TASK:
Retype each entry below, keeping every character the same.

[Dataset rows for apps and sites]
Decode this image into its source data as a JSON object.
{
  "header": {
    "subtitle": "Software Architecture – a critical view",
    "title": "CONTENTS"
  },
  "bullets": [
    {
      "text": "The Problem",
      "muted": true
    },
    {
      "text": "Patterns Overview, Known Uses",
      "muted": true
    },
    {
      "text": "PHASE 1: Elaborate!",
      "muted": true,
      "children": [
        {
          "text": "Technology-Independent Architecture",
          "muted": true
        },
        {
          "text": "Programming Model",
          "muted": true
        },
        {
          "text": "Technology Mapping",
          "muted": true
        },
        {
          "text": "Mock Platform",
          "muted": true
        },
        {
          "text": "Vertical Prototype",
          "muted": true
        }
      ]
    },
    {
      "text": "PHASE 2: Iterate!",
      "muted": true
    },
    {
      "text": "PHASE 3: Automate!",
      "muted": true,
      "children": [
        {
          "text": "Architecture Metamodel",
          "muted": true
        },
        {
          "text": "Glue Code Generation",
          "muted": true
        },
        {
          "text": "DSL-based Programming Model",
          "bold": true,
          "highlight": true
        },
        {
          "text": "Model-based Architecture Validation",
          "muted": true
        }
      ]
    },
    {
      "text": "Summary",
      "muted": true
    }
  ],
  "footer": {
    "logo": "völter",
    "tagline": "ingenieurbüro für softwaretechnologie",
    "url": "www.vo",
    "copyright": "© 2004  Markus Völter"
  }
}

SOLVED PROBLEM:
Decode this image into its source data as a JSON object.
{
  "header": {
    "subtitle": "Software Architecture – a critical view",
    "title": "CONTENTS"
  },
  "bullets": [
    {
      "text": "The Problem",
      "muted": true
    },
    {
      "text": "Patterns Overview, Known Uses",
      "muted": true
    },
    {
      "text": "PHASE 1: Elaborate!",
      "muted": true,
      "children": [
        {
          "text": "Technology-Independent Architecture",
          "muted": true
        },
        {
          "text": "Programming Model",
          "muted": true
        },
        {
          "text": "Technology Mapping",
          "muted": true
        },
        {
          "text": "Mock Platform",
          "muted": true
        },
        {
          "text": "Vertical Prototype",
          "muted": true
        }
      ]
    },
    {
      "text": "PHASE 2: Iterate!",
      "muted": true
    },
    {
      "text": "PHASE 3: Automate!",
      "muted": true,
      "children": [
        {
          "text": "Architecture Metamodel",
          "muted": true
        },
        {
          "text": "Glue Code Generation",
          "muted": true
        },
        {
          "text": "DSL-based Programming Model",
          "bold": true,
          "highlight": true
        },
        {
          "text": "Model-based Architecture Validation",
          "muted": true
        }
      ]
    },
    {
      "text": "Summary",
      "muted": true
    }
  ],
  "footer": {
    "logo": "völter",
    "tagline": "ingenieurbüro für softwaretechnologie",
    "url": "www.vo",
    "copyright": "© 2004  Markus Völter"
  }
}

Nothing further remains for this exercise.